It offers 10,000 euros for each refugee hosted by a European State.
(The Real Agenda News) The European Commission wants to make it obligatory that European member-States receive refugees from countries outside the EU.
It proposes a common scheme which will have an economic ‘incentive’ of 10,000 euros for each asylum seeker to resettle in EU countries.
The exact number of resettlers will be fixed by the European Council as supposed to each member-State. According to the scheme, States are free to decide whether to participate. This rumor was confirmed on Wednesday by European Migration Commissioner, Dimitris Avramopoulos.
The incentive of this new mechanism exceeds EUR 6,000 per refugee relocated from Greece and Italy, where most refugees have gone since the massive flow of people from Northern Africa and Syria began 5 years ago.
Brussels has so far focused its efforts on the relocation of people seeking protection -from Greece and Italy to other partners- and resettlement from Turkey, the country with which the EU has signed an immigration pact that was supposed to improve living conditions for the refugees, but that in practice it has turned those who flee war and persecution into working slaves.
Despite the limited success with this plan and an earlier version of it, the EU executive wants to expand efforts.

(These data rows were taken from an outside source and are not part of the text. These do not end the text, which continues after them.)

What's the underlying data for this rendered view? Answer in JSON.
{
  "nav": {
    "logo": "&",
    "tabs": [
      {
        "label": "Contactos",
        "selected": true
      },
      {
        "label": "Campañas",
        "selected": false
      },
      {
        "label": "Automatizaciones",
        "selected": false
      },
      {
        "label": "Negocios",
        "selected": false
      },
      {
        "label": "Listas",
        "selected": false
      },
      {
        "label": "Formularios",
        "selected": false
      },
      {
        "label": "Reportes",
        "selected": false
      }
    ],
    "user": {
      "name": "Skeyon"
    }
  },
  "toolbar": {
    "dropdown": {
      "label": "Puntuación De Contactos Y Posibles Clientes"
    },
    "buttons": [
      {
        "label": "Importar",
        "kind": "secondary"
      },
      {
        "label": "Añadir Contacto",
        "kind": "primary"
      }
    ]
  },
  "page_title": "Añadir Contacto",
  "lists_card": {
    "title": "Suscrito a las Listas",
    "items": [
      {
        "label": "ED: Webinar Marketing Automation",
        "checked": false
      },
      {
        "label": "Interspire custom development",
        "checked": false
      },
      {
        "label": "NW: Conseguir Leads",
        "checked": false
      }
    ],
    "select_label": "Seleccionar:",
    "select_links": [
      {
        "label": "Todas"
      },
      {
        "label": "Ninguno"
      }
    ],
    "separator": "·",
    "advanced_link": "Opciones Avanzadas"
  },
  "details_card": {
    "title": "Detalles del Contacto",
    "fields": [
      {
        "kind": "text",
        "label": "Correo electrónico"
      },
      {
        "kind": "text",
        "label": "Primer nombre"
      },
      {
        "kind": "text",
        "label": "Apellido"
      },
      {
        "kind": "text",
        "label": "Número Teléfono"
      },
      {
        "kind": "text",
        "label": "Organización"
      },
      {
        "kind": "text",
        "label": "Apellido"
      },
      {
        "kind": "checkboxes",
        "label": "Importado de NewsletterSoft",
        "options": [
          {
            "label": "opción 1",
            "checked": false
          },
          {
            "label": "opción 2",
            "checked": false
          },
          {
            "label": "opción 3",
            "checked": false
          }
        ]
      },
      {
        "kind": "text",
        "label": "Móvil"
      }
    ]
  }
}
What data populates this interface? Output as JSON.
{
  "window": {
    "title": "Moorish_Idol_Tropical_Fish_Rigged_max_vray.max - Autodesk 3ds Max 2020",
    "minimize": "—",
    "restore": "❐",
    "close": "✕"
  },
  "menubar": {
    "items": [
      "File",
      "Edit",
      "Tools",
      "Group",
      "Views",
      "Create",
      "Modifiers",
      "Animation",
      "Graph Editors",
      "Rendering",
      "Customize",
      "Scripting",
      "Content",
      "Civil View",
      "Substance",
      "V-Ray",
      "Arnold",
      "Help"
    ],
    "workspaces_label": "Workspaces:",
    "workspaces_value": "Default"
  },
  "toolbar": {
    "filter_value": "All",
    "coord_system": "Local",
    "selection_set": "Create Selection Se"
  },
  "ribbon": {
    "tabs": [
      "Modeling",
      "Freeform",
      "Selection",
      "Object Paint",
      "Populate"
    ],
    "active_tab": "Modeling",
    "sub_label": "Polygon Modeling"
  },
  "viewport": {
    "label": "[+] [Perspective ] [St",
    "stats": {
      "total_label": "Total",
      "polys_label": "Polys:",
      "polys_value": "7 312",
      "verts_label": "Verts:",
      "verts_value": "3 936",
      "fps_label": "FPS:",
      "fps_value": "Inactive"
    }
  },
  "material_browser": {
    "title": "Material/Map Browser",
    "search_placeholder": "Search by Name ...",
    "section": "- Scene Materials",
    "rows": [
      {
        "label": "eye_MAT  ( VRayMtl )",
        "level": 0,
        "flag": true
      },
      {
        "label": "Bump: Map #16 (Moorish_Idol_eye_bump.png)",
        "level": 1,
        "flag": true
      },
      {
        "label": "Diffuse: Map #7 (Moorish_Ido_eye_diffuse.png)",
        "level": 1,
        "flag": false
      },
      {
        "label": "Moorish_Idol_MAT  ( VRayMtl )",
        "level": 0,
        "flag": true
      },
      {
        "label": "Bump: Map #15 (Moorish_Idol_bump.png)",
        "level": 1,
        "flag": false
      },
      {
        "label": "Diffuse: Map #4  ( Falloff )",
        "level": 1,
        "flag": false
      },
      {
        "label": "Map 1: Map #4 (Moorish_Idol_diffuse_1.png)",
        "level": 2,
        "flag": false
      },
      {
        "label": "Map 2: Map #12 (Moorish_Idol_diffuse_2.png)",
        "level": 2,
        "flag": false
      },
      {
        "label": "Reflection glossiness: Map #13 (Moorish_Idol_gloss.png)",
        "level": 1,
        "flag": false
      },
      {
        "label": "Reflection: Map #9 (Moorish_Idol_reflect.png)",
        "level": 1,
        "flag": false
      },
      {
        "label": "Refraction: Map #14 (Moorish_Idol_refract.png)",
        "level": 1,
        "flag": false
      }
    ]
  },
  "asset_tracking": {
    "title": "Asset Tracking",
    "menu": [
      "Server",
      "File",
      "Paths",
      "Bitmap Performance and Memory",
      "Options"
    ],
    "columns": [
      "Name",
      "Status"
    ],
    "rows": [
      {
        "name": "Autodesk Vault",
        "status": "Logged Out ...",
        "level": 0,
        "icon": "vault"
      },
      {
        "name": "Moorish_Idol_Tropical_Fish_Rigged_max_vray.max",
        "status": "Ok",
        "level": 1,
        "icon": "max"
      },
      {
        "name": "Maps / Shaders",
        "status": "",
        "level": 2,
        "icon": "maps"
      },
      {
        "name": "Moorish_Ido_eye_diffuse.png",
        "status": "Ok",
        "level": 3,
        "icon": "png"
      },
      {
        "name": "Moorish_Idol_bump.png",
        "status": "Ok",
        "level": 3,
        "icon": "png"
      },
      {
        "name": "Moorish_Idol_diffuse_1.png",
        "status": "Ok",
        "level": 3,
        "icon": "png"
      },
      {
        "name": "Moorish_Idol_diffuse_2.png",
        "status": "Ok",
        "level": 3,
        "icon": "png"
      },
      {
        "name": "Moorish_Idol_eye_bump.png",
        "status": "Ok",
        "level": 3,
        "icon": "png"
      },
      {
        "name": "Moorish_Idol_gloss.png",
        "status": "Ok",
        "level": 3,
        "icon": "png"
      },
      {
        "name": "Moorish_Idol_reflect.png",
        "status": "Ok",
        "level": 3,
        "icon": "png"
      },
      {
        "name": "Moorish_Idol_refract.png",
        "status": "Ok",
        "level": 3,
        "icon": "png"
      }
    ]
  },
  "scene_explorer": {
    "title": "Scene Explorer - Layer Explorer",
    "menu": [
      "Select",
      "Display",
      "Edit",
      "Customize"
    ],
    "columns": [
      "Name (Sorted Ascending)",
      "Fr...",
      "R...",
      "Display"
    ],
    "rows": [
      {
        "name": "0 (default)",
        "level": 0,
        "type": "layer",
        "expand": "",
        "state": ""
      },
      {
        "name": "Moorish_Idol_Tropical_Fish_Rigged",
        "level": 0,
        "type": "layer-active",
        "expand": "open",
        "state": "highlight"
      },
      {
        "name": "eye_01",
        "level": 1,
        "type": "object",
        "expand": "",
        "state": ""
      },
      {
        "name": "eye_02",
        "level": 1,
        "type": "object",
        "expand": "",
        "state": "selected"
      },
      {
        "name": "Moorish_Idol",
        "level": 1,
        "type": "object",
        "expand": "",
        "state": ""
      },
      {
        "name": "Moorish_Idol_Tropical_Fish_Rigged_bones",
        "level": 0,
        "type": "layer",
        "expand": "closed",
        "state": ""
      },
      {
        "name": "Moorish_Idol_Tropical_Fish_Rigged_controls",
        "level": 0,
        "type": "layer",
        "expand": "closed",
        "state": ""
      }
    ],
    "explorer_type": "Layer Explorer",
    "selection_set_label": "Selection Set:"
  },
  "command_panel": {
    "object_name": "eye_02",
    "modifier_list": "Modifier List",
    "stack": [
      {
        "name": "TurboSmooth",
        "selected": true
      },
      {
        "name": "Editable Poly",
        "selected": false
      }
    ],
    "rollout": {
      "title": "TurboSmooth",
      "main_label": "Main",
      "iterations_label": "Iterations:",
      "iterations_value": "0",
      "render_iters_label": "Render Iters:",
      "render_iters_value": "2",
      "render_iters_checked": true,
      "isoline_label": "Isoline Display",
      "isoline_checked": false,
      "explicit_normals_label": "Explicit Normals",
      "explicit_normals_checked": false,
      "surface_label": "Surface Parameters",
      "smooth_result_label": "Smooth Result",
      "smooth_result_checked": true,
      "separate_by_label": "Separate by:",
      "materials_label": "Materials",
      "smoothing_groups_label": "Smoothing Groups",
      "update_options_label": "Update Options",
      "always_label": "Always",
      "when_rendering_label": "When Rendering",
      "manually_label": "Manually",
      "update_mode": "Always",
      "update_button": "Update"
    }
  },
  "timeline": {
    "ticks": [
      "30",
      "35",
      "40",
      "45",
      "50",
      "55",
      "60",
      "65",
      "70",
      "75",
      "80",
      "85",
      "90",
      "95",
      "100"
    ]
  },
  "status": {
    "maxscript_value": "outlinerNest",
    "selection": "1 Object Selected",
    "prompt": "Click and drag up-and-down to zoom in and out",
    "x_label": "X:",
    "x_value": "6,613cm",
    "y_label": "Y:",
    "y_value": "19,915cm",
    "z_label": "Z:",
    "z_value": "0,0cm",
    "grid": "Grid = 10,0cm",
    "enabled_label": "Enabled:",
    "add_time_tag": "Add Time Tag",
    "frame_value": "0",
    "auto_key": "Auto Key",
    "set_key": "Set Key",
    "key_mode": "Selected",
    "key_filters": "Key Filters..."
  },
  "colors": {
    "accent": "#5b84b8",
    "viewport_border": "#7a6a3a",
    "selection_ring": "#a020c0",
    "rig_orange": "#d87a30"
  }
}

So far, only 3,056 of the 160,000 people who sought asylum have actually obtained it, while only 8,268 of the 22,000 planned relocations a year ago have taken place.
With the idea that a credible legal framework for access to Europe slows illegal departures, Avramopoulos proposes an instrument setting annual commitments and geographical areas of prioritized action.
To deter those seeking to arrive at the EU irregularly, the system won’t accept applicants who have arrived to Europe clandestinely to Europe -that is the majority of them- or who have refused to be resettled in any Member State in the last five years.
Countries should also welcome the immediate family of the refugees, in the same way in which people who entered the United States illegally are later allowed to bring entire families. Those people usually become dependent on government welfare programs as supposed to productive people who will adapt and/or contribute to their host country.
The commissioner has not clarified what will happen with states that refuse to participate in this scheme, which already initially excluded the UK, Ireland and Denmark because they have the ability to opt out of home affairs policies and community justice.
“We are not here to punish, but to accomplish things. We want to continue dialogue to convince States,” said Avramopoulos.
Alongside this initiative, the Commission submitted changes in the rules of procedure, qualification and reception conditions for refugees.
The main objective is to unify parameters to avoid the attractiveness that some countries generate because they offer the best conditions, for example, Germany and Sweden.
The first rule is to speed up procedures. Although the six months to decide on the asylum application is maintained, there will be expedited procedures, with a maximum of two months to examine the conditions of the applicant.
The plan contemplates imposing so-called penalties. Among them are the removal of the so-called right to receive five years’ residence in a Member State until they are granted permanent residence.
That condition will be interrupted and the counter is set to zero if the asylee decides to seek better conditions in another country. If the refugee leaves the home that has been assigned and the authorities suspect that he may flee, he may be detained as a common criminal.
In other words, refugees leave their homelands because of oppression and persecution only to become persecuted in a new land.
These measures have earned criticism from social organizations whose representatives seem to have a myopic view of the situation. “The proposals do not seek to improve the protection of refugees, but to reduce irregular arrivals to Europe,” said Iverna McGowan, head of the office of Amnesty International’s European Institutions.
“They use good words while hiding cynical ideas”, she said.